Under the guise of Dodd-Frank, the SEC is proposing firms registered as investment advisors electronically submit a new “Form PF”, which would be held on a “confidential basis” and only shared with other government agencies for the purposes of assessing systematic risk.
The SEC argues bridge loans (short-term loans offered by a bank as temporary financing for a buyout) and over-leveraging portfolio companies to drive returns are two of private equity’s potential risks to the economy.
The PEGCC, which counts amongst its members The Blackstone Group and The Carlyle Group, disagreed, saying private equity poses no systematic risk to the economy. “Focusing on bridge loans places a disproportionate emphasis on a small segment of leveraged buyout financings,” said the group in response to a consultation period over the proposals which ended last week.

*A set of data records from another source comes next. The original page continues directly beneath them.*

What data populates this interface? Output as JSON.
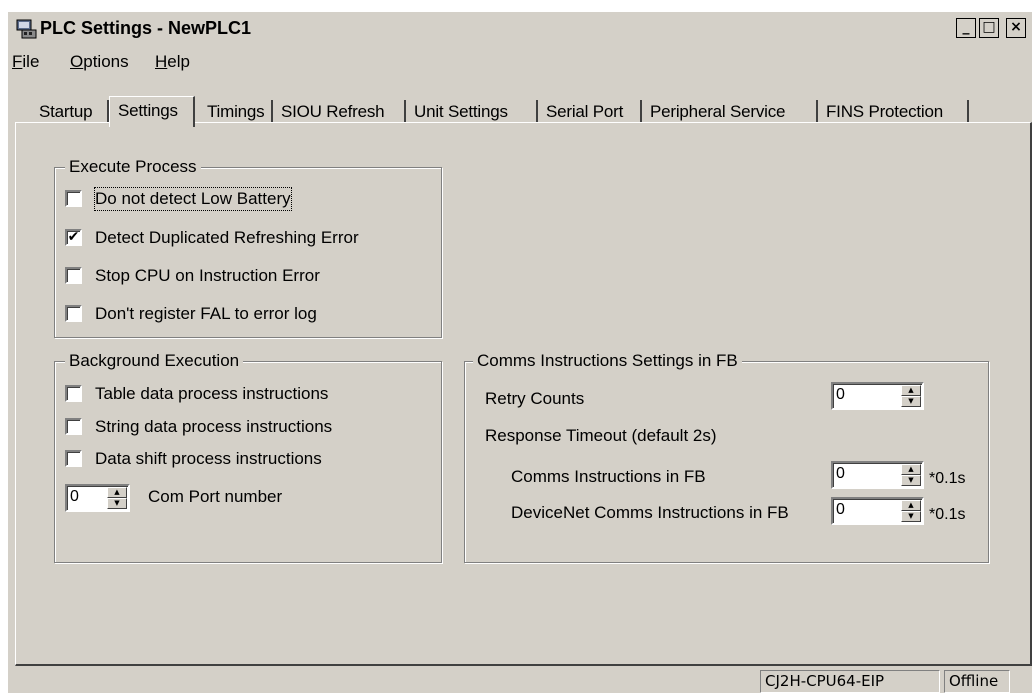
{
  "window": {
    "title": "PLC Settings - NewPLC1",
    "controls": {
      "minimize": "_",
      "maximize": "□",
      "close": "×"
    }
  },
  "menu": [
    {
      "mnemonic": "F",
      "rest": "ile"
    },
    {
      "mnemonic": "O",
      "rest": "ptions"
    },
    {
      "mnemonic": "H",
      "rest": "elp"
    }
  ],
  "tabs": [
    "Startup",
    "Settings",
    "Timings",
    "SIOU Refresh",
    "Unit Settings",
    "Serial Port",
    "Peripheral Service",
    "FINS Protection"
  ],
  "active_tab": "Settings",
  "execute_process": {
    "title": "Execute Process",
    "items": [
      {
        "label": "Do not detect Low Battery",
        "checked": false
      },
      {
        "label": "Detect Duplicated Refreshing Error",
        "checked": true
      },
      {
        "label": "Stop CPU on Instruction Error",
        "checked": false
      },
      {
        "label": "Don't register FAL to error log",
        "checked": false
      }
    ]
  },
  "background_execution": {
    "title": "Background Execution",
    "items": [
      {
        "label": "Table data process instructions",
        "checked": false
      },
      {
        "label": "String data process instructions",
        "checked": false
      },
      {
        "label": "Data shift process instructions",
        "checked": false
      }
    ],
    "com_port": {
      "value": "0",
      "label": "Com Port number"
    }
  },
  "comms_fb": {
    "title": "Comms Instructions Settings in FB",
    "retry": {
      "label": "Retry Counts",
      "value": "0"
    },
    "response_timeout_label": "Response Timeout (default 2s)",
    "comms": {
      "label": "Comms Instructions in FB",
      "value": "0",
      "unit": "*0.1s"
    },
    "devicenet": {
      "label": "DeviceNet Comms Instructions in FB",
      "value": "0",
      "unit": "*0.1s"
    }
  },
  "status": {
    "model": "CJ2H-CPU64-EIP",
    "mode": "Offline"
  }
}
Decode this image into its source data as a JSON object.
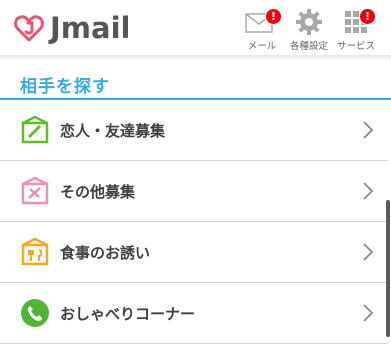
{
  "header": {
    "logo_text": "Jmail",
    "buttons": [
      {
        "label": "メール",
        "badge": "!",
        "icon": "mail-icon"
      },
      {
        "label": "各種設定",
        "badge": "",
        "icon": "gear-icon"
      },
      {
        "label": "サービス",
        "badge": "!",
        "icon": "grid-icon"
      }
    ]
  },
  "section": {
    "title": "相手を探す"
  },
  "items": [
    {
      "label": "恋人・友達募集",
      "icon": "notebook-pencil-icon",
      "color": "#5cbf2a"
    },
    {
      "label": "その他募集",
      "icon": "notebook-tools-icon",
      "color": "#f08fb5"
    },
    {
      "label": "食事のお誘い",
      "icon": "dining-icon",
      "color": "#f5a623"
    },
    {
      "label": "おしゃべりコーナー",
      "icon": "phone-icon",
      "color": "#52b53a"
    }
  ],
  "colors": {
    "accent": "#3aa8e0",
    "badge": "#e60012",
    "logo": "#e4566f"
  }
}
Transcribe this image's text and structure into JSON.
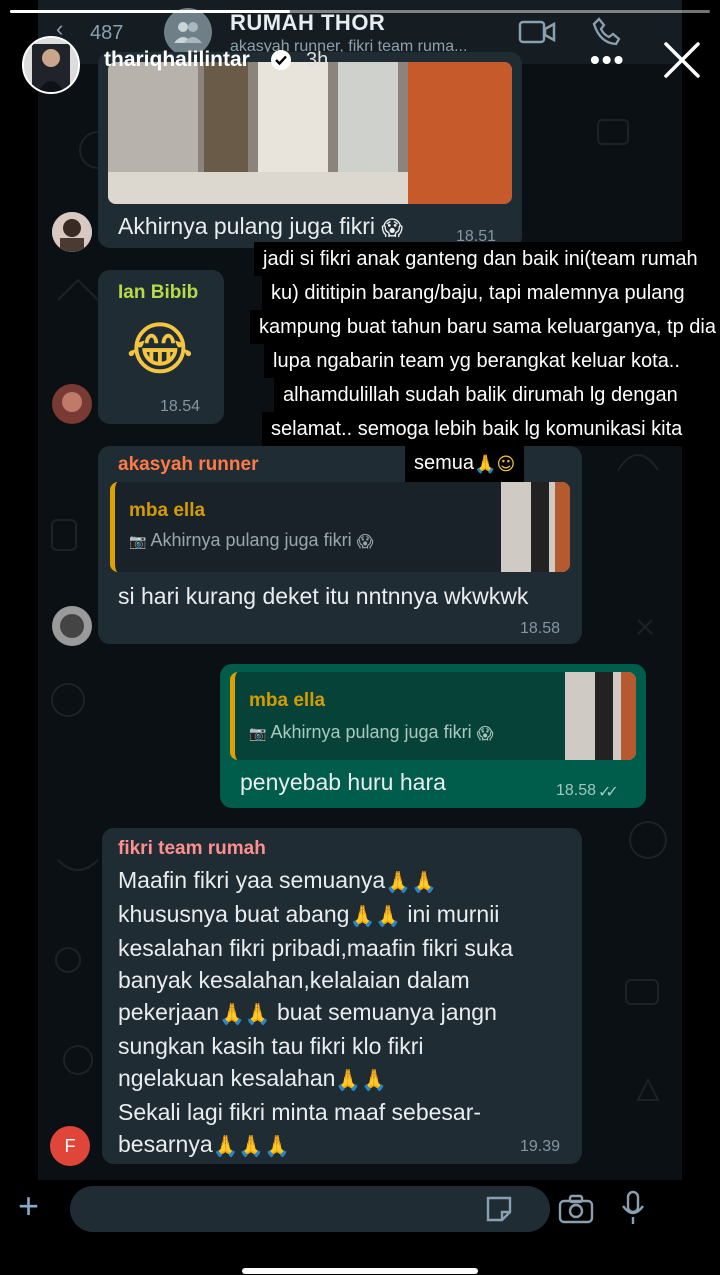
{
  "story": {
    "username": "thariqhalilintar",
    "time_ago": "3h",
    "more_label": "•••",
    "progress": 0.4,
    "caption_lines": [
      "jadi si fikri anak ganteng dan baik ini(team rumah",
      "ku) dititipin barang/baju, tapi malemnya pulang",
      "kampung buat tahun baru sama keluarganya, tp dia",
      "lupa ngabarin team yg berangkat keluar kota..",
      "alhamdulillah sudah balik dirumah lg dengan",
      "selamat.. semoga lebih baik lg komunikasi  kita",
      "semua"
    ],
    "caption_emoji": "🙏☺"
  },
  "chat": {
    "back_count": "487",
    "title": "RUMAH THOR",
    "members": "akasyah runner, fikri team ruma...",
    "messages": [
      {
        "text": "Akhirnya pulang juga fikri",
        "emoji": "😱",
        "time": "18.51"
      },
      {
        "sender": "Ian Bibib",
        "emoji": "😂",
        "time": "18.54"
      },
      {
        "sender": "akasyah runner",
        "quote_name": "mba ella",
        "quote_text": "Akhirnya pulang juga fikri",
        "quote_emoji": "😱",
        "text": "si hari kurang deket itu nntnnya wkwkwk",
        "time": "18.58"
      },
      {
        "quote_name": "mba ella",
        "quote_text": "Akhirnya pulang juga fikri",
        "quote_emoji": "😱",
        "text": "penyebab huru hara",
        "time": "18.58",
        "ticks": "✓✓"
      },
      {
        "sender": "fikri team rumah",
        "avatar_letter": "F",
        "lines": [
          {
            "text": "Maafin fikri yaa  semuanya",
            "emoji": "🙏🙏"
          },
          {
            "text": "khususnya buat abang",
            "emoji": "🙏🙏",
            "tail": " ini murnii"
          },
          {
            "text": "kesalahan fikri pribadi,maafin fikri suka",
            "emoji": ""
          },
          {
            "text": "banyak kesalahan,kelalaian dalam",
            "emoji": ""
          },
          {
            "text": "pekerjaan",
            "emoji": "🙏🙏",
            "tail": " buat semuanya jangn"
          },
          {
            "text": "sungkan kasih tau fikri klo fikri",
            "emoji": ""
          },
          {
            "text": "ngelakuan kesalahan",
            "emoji": "🙏🙏"
          },
          {
            "text": "Sekali lagi fikri minta maaf sebesar-",
            "emoji": ""
          },
          {
            "text": "besarnya",
            "emoji": "🙏🙏🙏"
          }
        ],
        "time": "19.39"
      }
    ]
  },
  "colors": {
    "chat_bg": "#0b1014",
    "bubble_in": "#1f2c34",
    "bubble_out": "#005c4b",
    "ian_name": "#b7d94a",
    "akasyah_name": "#ff7a45",
    "fikri_name": "#ff8f8f",
    "quote_name": "#d59c00"
  }
}
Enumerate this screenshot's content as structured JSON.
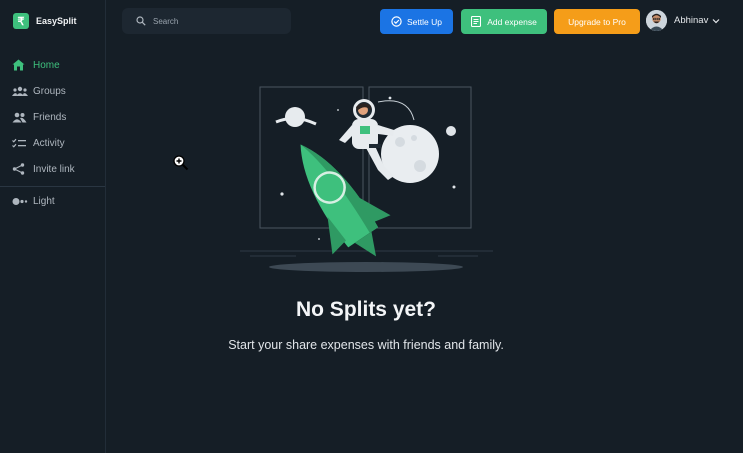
{
  "brand": {
    "logo_glyph": "₹",
    "name": "EasySplit",
    "color": "#3ec07d"
  },
  "sidebar": {
    "items": [
      {
        "label": "Home",
        "icon": "home-icon",
        "active": true
      },
      {
        "label": "Groups",
        "icon": "groups-icon"
      },
      {
        "label": "Friends",
        "icon": "friends-icon"
      },
      {
        "label": "Activity",
        "icon": "activity-icon"
      },
      {
        "label": "Invite link",
        "icon": "share-icon"
      }
    ],
    "theme_toggle": {
      "label": "Light",
      "icon": "theme-toggle-icon"
    }
  },
  "header": {
    "search": {
      "placeholder": "Search",
      "value": ""
    },
    "settle_up_label": "Settle Up",
    "add_expense_label": "Add expense",
    "upgrade_label": "Upgrade to Pro",
    "user_name": "Abhinav"
  },
  "colors": {
    "background": "#151e26",
    "settle_up": "#1b74e4",
    "add_expense": "#3ec07d",
    "upgrade": "#f59d19"
  },
  "empty_state": {
    "title": "No Splits yet?",
    "subtitle": "Start your share expenses with friends and family.",
    "illustration": "astronaut-riding-rocket"
  }
}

There is no meaningful financial interconnection between a private equity sponsor, the funds that it manages or the companies in which those funds invest
The group added: “There is no meaningful financial interconnection between a private equity sponsor, the funds that it manages or the companies in which those funds invest.”
The SEC proposal calls for registered firms to submit information on funds’ creditors, investor concentration and monthly performance data. Large firms (those managing $1 billion or more) will need to submit further information on a range of items including bridge loans, leverage placed on portfolio companies and a breakdown of funds’ investments by industry.
The proposal calls for large firms to file Form PF on a quarterly basis beginning 15, January 2012. Smaller firms would file annually beginning 31 March, 2012.
The proposed disclosures on Form PF are not directly connected to the current Form ADV required of registered investment advisers, noted a client memo from law firm Pepper Hamilton.